Dichotomy and Trichotomy - Part Three1
Now that we’ve looked at how the words soul, spirit, mind, and heart are used in the Bible, we turn our attention to particular passages of Scripture in the NT that are often used to defend the notion of trichotomy. Continue reading . . .
Now that we’ve looked at how the words soul, spirit, mind, and heart are used in the Bible, we turn our attention to particular passages of Scripture in the NT that are often used to defend the notion of trichotomy.
We being by taking note of biblical texts where some particular emotional or spiritual experience is ascribed both to the “spirit” and the “soul” of Jesus. Take the intensely deep feeling of sorrow and grief. In some texts it is the “spirit” of Jesus that experiences sorrow and grief:

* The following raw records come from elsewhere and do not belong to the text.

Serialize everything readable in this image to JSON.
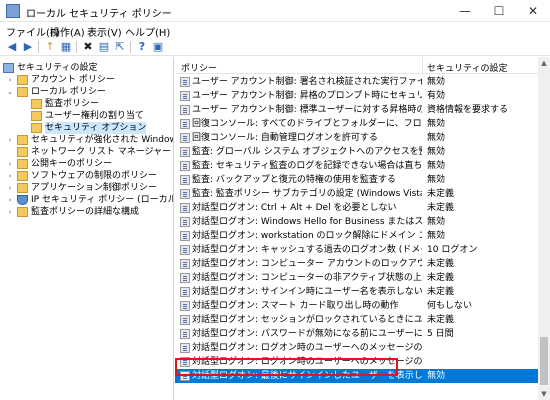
{
  "window": {
    "title": "ローカル セキュリティ ポリシー",
    "minimize": "—",
    "maximize": "☐",
    "close": "✕"
  },
  "menu": [
    "ファイル(F)",
    "操作(A)",
    "表示(V)",
    "ヘルプ(H)"
  ],
  "toolbar": {
    "back": "◀",
    "forward": "▶",
    "up": "↑",
    "show_tree": "▦",
    "delete": "✖",
    "properties": "▤",
    "export": "⇱",
    "help": "?",
    "view": "▣"
  },
  "tree": {
    "root": "セキュリティの設定",
    "items": [
      "アカウント ポリシー",
      "ローカル ポリシー",
      "監査ポリシー",
      "ユーザー権利の割り当て",
      "セキュリティ オプション",
      "セキュリティが強化された Windows Defen",
      "ネットワーク リスト マネージャー ポリシー",
      "公開キーのポリシー",
      "ソフトウェアの制限のポリシー",
      "アプリケーション制御ポリシー",
      "IP セキュリティ ポリシー (ローカル コンピューター",
      "監査ポリシーの詳細な構成"
    ]
  },
  "list": {
    "columns": {
      "policy": "ポリシー",
      "setting": "セキュリティの設定"
    },
    "rows": [
      {
        "name": "ユーザー アカウント制御: 署名され検証された実行ファイルのみを昇格...",
        "value": "無効"
      },
      {
        "name": "ユーザー アカウント制御: 昇格のプロンプト時にセキュリティで保護され...",
        "value": "有効"
      },
      {
        "name": "ユーザー アカウント制御: 標準ユーザーに対する昇格時のプロンプトの...",
        "value": "資格情報を要求する"
      },
      {
        "name": "回復コンソール: すべてのドライブとフォルダーに、フロッピーのコピーとアクセ...",
        "value": "無効"
      },
      {
        "name": "回復コンソール: 自動管理ログオンを許可する",
        "value": "無効"
      },
      {
        "name": "監査: グローバル システム オブジェクトへのアクセスを監査する",
        "value": "無効"
      },
      {
        "name": "監査: セキュリティ監査のログを記録できない場合は直ちにシステムを...",
        "value": "無効"
      },
      {
        "name": "監査: バックアップと復元の特権の使用を監査する",
        "value": "無効"
      },
      {
        "name": "監査: 監査ポリシー サブカテゴリの設定 (Windows Vista 以降) を強...",
        "value": "未定義"
      },
      {
        "name": "対話型ログオン: Ctrl + Alt + Del を必要としない",
        "value": "未定義"
      },
      {
        "name": "対話型ログオン: Windows Hello for Business またはスマート カード...",
        "value": "無効"
      },
      {
        "name": "対話型ログオン: workstation のロック解除にドメイン コントローラーの...",
        "value": "無効"
      },
      {
        "name": "対話型ログオン: キャッシュする過去のログオン数 (ドメイン コントローラー...",
        "value": "10 ログオン"
      },
      {
        "name": "対話型ログオン: コンピューター アカウントのロックアウトのしきい値",
        "value": "未定義"
      },
      {
        "name": "対話型ログオン: コンピューターの非アクティブ状態の上限",
        "value": "未定義"
      },
      {
        "name": "対話型ログオン: サインイン時にユーザー名を表示しない",
        "value": "未定義"
      },
      {
        "name": "対話型ログオン: スマート カード取り出し時の動作",
        "value": "何もしない"
      },
      {
        "name": "対話型ログオン: セッションがロックされているときにユーザーの情報を表...",
        "value": "未定義"
      },
      {
        "name": "対話型ログオン: パスワードが無効になる前にユーザーに変更を促す",
        "value": "5 日間"
      },
      {
        "name": "対話型ログオン: ログオン時のユーザーへのメッセージのタイトル",
        "value": ""
      },
      {
        "name": "対話型ログオン: ログオン時のユーザーへのメッセージのテキスト",
        "value": ""
      },
      {
        "name": "対話型ログオン: 最後にサインインしたユーザーを表示しない",
        "value": "無効"
      }
    ],
    "selected_row": 21
  },
  "colors": {
    "selection": "#0078d7",
    "highlight_box": "#e0141e"
  }
}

“And he [Jesus] sighed deeply in his spirit and said, ‘Why does this generation seek a sign? Truly, I say to you, no sign will be given to this generation’” (Mark 8:12).
“After saying these things, Jesus was troubled in his spirit, and testified, ‘Truly, truly, I say to you, one of you will betray me’” (John 13:21)

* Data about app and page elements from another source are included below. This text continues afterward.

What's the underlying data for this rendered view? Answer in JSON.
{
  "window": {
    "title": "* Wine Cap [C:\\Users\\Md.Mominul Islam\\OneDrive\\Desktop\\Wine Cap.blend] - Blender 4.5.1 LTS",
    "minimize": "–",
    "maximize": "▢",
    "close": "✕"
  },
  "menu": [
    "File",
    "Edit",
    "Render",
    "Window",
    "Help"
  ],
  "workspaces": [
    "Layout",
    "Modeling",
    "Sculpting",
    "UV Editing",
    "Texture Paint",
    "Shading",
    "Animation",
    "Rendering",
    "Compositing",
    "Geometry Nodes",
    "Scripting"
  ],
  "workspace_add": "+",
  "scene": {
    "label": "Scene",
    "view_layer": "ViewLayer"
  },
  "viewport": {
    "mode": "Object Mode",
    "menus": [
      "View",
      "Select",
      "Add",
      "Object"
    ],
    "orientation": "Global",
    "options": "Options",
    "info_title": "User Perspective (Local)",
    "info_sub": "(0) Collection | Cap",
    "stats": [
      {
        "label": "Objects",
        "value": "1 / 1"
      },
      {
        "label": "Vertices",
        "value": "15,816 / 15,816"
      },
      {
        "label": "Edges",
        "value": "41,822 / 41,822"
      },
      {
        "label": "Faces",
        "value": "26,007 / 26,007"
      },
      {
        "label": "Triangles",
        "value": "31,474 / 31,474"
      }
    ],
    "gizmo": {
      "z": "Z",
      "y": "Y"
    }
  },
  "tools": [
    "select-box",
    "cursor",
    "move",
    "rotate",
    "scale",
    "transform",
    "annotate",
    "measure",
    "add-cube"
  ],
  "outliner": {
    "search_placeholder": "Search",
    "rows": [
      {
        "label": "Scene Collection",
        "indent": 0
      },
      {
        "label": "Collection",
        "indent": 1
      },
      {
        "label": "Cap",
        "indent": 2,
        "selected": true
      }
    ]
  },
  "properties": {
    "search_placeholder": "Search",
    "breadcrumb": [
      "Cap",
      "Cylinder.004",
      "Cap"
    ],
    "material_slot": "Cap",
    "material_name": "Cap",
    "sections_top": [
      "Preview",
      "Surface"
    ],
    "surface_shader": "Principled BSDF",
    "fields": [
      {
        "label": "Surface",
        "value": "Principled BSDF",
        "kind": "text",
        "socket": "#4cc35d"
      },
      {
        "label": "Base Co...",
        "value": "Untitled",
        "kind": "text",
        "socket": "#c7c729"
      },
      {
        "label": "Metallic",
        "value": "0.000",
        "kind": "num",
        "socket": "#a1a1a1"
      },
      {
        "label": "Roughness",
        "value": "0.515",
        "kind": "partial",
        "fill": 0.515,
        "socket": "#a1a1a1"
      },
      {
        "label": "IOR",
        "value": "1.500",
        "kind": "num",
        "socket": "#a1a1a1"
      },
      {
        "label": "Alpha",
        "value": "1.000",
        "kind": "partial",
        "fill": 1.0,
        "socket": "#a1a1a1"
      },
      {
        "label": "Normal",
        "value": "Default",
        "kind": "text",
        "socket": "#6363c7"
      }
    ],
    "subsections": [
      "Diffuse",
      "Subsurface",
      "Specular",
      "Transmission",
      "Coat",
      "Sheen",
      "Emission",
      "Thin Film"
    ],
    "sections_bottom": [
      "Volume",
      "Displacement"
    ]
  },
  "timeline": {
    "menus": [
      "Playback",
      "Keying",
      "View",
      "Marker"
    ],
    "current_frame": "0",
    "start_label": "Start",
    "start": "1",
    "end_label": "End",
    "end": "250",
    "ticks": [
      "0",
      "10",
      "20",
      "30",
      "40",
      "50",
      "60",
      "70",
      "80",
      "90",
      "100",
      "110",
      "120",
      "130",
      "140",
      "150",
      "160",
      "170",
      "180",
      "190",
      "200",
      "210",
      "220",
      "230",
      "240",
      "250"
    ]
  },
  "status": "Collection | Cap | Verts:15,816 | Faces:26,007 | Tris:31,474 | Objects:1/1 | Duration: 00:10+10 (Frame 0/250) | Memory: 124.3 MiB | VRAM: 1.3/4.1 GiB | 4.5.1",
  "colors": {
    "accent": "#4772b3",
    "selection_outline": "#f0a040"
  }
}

Yet in other texts it is the “soul” of Jesus that has the same experience:
“Now is my soul troubled. And what shall I say? ‘Father, save me from this hour? But for this purpose I have come to this hour’” (John 12:27).
“Then he said to them, ‘My soul is very sorrowful, even to death; remain here, and watch with me’” (Matt. 26:38).
We see the same equivalence of “soul” and “spirit” in the experience of mere men:
“Now while Paul was waiting for them at Athens, his spirit was provoked within him as he saw that the city was full of idols” (Acts 17:16).
“(for as that righteous man [Lot] lived among them day after day, he was tormenting his righteous soul over their lawless deeds that he saw and heard)” (2 Peter 2:8).
Notice that in both the previous texts the vexation or pain being experienced was by a righteous man (Paul and Lot) and concerned their reaction to grievous sin.
Similarly, joy is the experience or expression of or is centered in both the “spirit” (Pss. 32:2; 34:18; 51:10, 12, 17; Prov. 11:13; 16:19; Isa. 57: 15; Ezek. 11:19; 18:31; 36:26) and the “soul” (Pss. 42:1-6; 63:5; 103:1, 2; 116:7; 130:6; Isa. 26:9).
If the “spirit” is the unique and extraordinarily pious faculty by/through/in which we express and experience our love for God and deepest devotion to him, why is it that in Mark 12:30 Jesus uses the terms heart, soul, mind, and strength, but says nothing of the spirit? And if we are going to appeal to texts that mention body, soul, and spirit to prove that a human is comprised of three distinct parts or faculties, why can we not appeal to texts such as Mark 12:30 to prove that a human is comprised of four parts: heart, soul, mind, and strength? And if that were not enough, in Mark 12:33 a scribe reiterates what Jesus said but includes the “understanding” (suneseos) as that in/with/through which we are to love God. Jesus says of this man that he spoke “wisely” (Mark 12:34a).
If we were to treat these texts in the gospels the way trichotomists treat and interpret Hebrews 4:12 and 1 Thessalonians 5:23 we would be forced to conclude that a human being is comprised of at least six separate faculties: heart, soul, mind, strength, spirit, and understanding.
And we’ve already noted that the highest function of the immaterial dimension of a person, worship and adoration, is attributed to both soul and spirit. We note again Mary’s famous Magnificat or hymn of praise to God: “And Mary said, ‘My soul magnifies the Lord, and my spirit rejoices in God my Savior” (Luke 1:46).
John Murray concludes:
“The conclusion is inescapable that the center of devotion and the seat of the most characteristic exercises of the regenerate person is the soul as well as the heart and the spirit. The evidence cannot be adjusted to the supposition that the soul is the outer chamber, and that it is the spirit that is the organ of God-consciousness and the center of spiritual-mindedness” (“Trichotomy,” Collected Writings 2:27).